To answer these questions, we need to take a quick look at what is happening in electricity markets. Development of the market in electricity remains at the heart of power sector reforms, especially after the enactment of the Electricity Act, 2003. The electricity regulators are called upon to play a pivotal role in this endeavour.
The CERC, as a frontrunner in this venture, has shaped the market, especially the short-term market, by licensing more than 40 electricity traders and creating two power exchanges. The Over the Counter (OTC) market consisting of electricity traders, direct bilateral transactions between distribution companies and power exchanges, providing a neutral platform for buyers and sellers to meet their short-term needs of electricity, have helped optimise the utilisation of generation and transmission resources in the country. The size of this market is today more than $4 billion or R22,000 crore.
We have come a long way from the traditional arrangements where generators had long-term power purchase agreements with state electricity boards (now distribution companies) backed by government guarantees, and no third party sale was possible which inherently increased the business risk for producers. The power exchanges as part of the short-term market, including inter alia the traders, now provide the generators an alternative avenue for risk mitigation in case of default by long-term buyers. This has certainly helped in attracting private investment in power generation which has crossed 27%.
Power exchanges along with the traders have also helped bring in captive generation into the market. Power exchanges have launched several products like day-ahead contracts, week-ahead contracts, intra-day contracts, contingency contracts and renewable energy certificate contracts. Day-ahead power prices are benchmark prices for short-term transactions and are very closely watched by all stakeholders in the industry. Day-ahead prices are indicators of transmission network expansion requirement and to some extent generator sitting signals. The average power price on the exchanges has shown a declining trend over the last three years. The liquidity in the power exchanges has been growing, which makes the price discovery more robust. The annual turnover of power exchanges in 2011-12 was approximately R5,000 crore.
The initiatives of the central commission led to the setting up of two power exchanges: the Indian Energy Exchange Ltd (IEX) commenced its operations in June 2008 and the Power Exchange of India Ltd (PXIL) in October 2008. The commission subsequently issued Power Market Regulations to inter alia regulate power exchanges. The power exchange is a market infrastructure with a multiple buyer and seller model and promotes a competitive marketplace for generators and utilities.
Both the power exchanges have been promoted by commodity/stock exchanges in partnership with power sector companies including generating companies, distribution utilities and power traders.

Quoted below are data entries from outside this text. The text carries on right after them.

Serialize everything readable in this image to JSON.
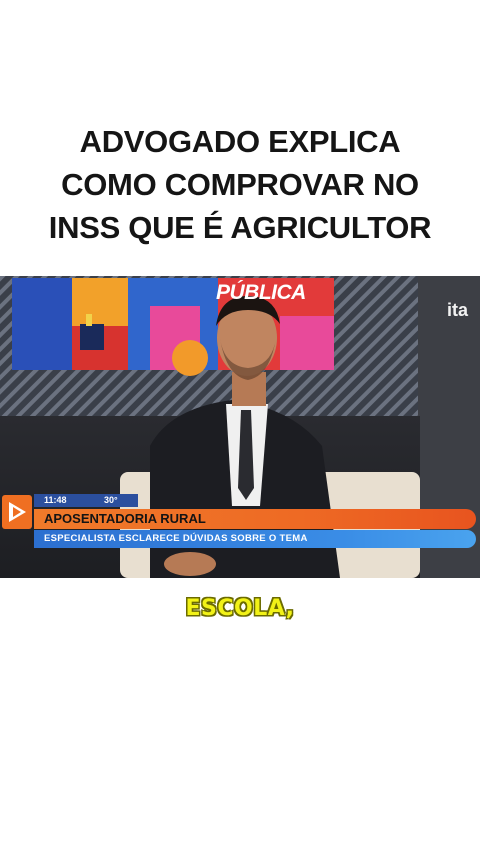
{
  "headline": {
    "lines": [
      "ADVOGADO EXPLICA",
      "COMO COMPROVAR NO",
      "INSS QUE É AGRICULTOR"
    ]
  },
  "video": {
    "channel_logo": "ita",
    "backdrop_text": "PÚBLICA",
    "ticker": {
      "time": "11:48",
      "temperature": "30°",
      "headline": "APOSENTADORIA RURAL",
      "subheadline": "ESPECIALISTA ESCLARECE DÚVIDAS SOBRE O TEMA",
      "icon": "play-icon"
    }
  },
  "caption": "ESCOLA,",
  "colors": {
    "caption_fill": "#f2f217",
    "ticker_orange": "#ee6a24",
    "ticker_blue": "#3a8de6",
    "time_bar": "#2b4f9e"
  }
}
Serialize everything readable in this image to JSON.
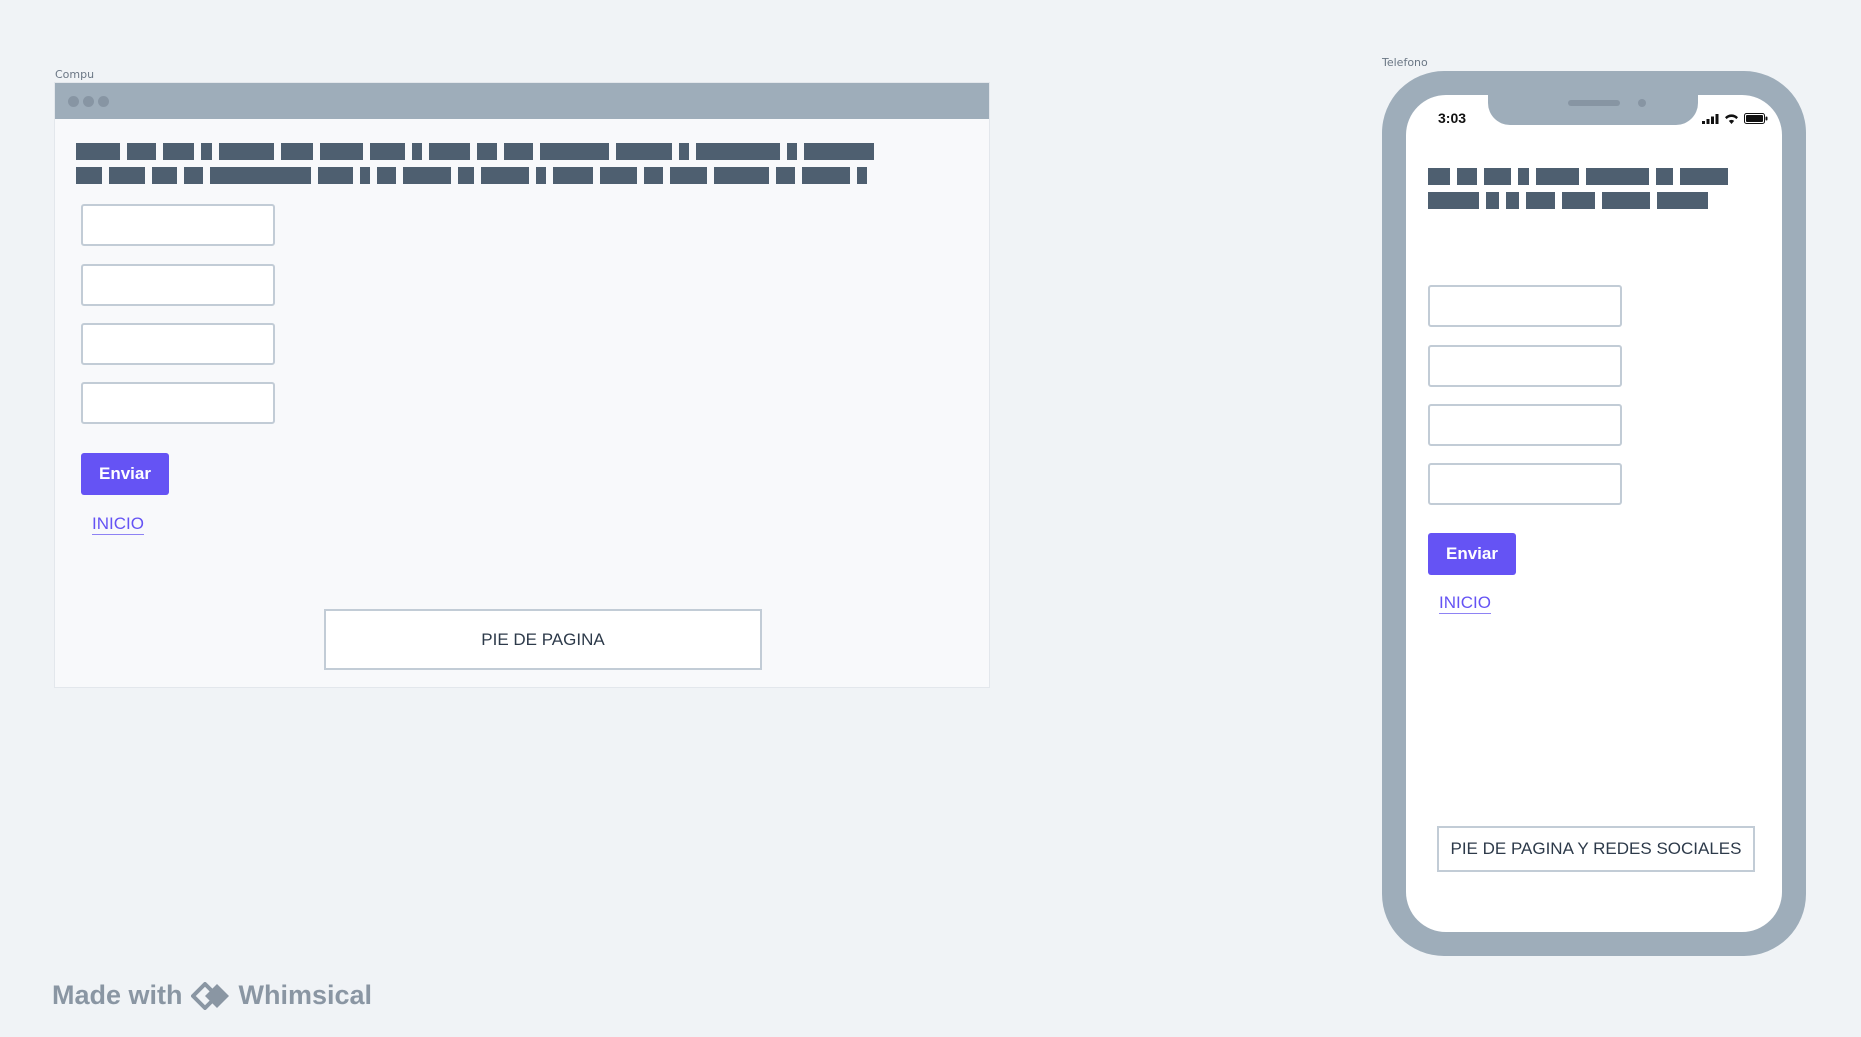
{
  "desktop": {
    "frame_label": "Compu",
    "submit_label": "Enviar",
    "home_link": "INICIO",
    "footer": "PIE DE PAGINA",
    "redacted_text_row1": [
      30,
      20,
      22,
      7,
      38,
      22,
      30,
      24,
      7,
      28,
      14,
      20,
      48,
      38,
      7,
      58,
      7,
      48
    ],
    "redacted_text_row2": [
      18,
      25,
      17,
      13,
      70,
      24,
      7,
      13,
      33,
      11,
      33,
      7,
      28,
      25,
      13,
      26,
      38,
      13,
      33,
      7
    ]
  },
  "phone": {
    "frame_label": "Telefono",
    "time": "3:03",
    "submit_label": "Enviar",
    "home_link": "INICIO",
    "footer": "PIE DE PAGINA Y REDES SOCIALES",
    "redacted_text_row1": [
      14,
      12,
      17,
      7,
      27,
      39,
      11,
      30
    ],
    "redacted_text_row2": [
      32,
      8,
      8,
      18,
      21,
      30,
      32
    ]
  },
  "branding": {
    "made_with": "Made with",
    "brand": "Whimsical"
  },
  "colors": {
    "accent": "#6553f4",
    "frame": "#9eadba",
    "redaction": "#4e5f70",
    "background": "#f0f3f6"
  }
}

This collaborative arrangement has helped to bring the best of both the worlds to power exchanges: exchange-related promoters have brought best practices in price discovery methodology and risk management, while power sector promoters have brought an understanding of power sector the appropriate products required in the Indian power market.
As the concept of power market was in its initial stages, CERC allowed a shareholding structure with anchor investor allowed to have 25% equity to take the lead role and to keep the exchange demutualised, while individual members of the exchange were allowed 5% equity and all members put together could hold up to 49% of the equity.
It is in this context that GoIs recent reform initiative to allow FDI in power exchanges is a welcome move. It will help in further the development of Indias power market. Investment in the power exchange business needs to be attractive and remunerative, in the context of globally acceptable best practices, modern management skills and latest technologies. Though FDI was not banned in the power exchanges, there was no stated policy on FDI in power exchanges.
Since power exchanges constitute a critical market infrastructure as a large number of participants procure power regularly through this platform, it is prudent that the management control remains with Indian shareholders from a strategic interest perspective. Hence the balanced approach: allowing 49% FDI and FII together with 26% FDI and 23% FII bifurcation as an appropriate way forward. FII investments would be permitted under the automatic route and FDI would be permitted under the government approval route. No non-resident investor/entity, including persons acting in concert, will hold more than 5% of the equity in these companies.
The foreign investment would be in compliance with Sebi Regulations, other applicable laws/regulations, security and other conditions. The implication of 23% FII investment and investment only through the stock exchange route is that the power exchanges will have to come out with an IPO and list themselves on the stock exchanges for FII investment to fructify. This will again have a positive impact from the corporate governance point of view.
The author is chairperson, Central Electricity Regulatory Commission